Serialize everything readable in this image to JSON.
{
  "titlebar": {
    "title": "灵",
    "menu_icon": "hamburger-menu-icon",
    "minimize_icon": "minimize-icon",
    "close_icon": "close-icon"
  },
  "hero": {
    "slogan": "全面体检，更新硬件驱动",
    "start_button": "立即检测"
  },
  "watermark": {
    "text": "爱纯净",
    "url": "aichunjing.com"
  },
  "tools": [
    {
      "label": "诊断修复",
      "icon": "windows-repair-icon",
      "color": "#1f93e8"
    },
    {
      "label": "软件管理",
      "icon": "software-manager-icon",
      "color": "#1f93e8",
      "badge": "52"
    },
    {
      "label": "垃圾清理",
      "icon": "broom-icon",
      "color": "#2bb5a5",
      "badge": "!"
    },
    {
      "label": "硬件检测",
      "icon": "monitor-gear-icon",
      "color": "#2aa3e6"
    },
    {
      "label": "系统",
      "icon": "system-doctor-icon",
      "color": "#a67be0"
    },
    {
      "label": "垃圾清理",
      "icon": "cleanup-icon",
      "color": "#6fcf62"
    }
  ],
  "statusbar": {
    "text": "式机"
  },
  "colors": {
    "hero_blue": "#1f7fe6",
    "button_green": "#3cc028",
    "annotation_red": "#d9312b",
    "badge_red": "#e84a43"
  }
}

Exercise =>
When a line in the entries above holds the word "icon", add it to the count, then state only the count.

Worked solution =>
9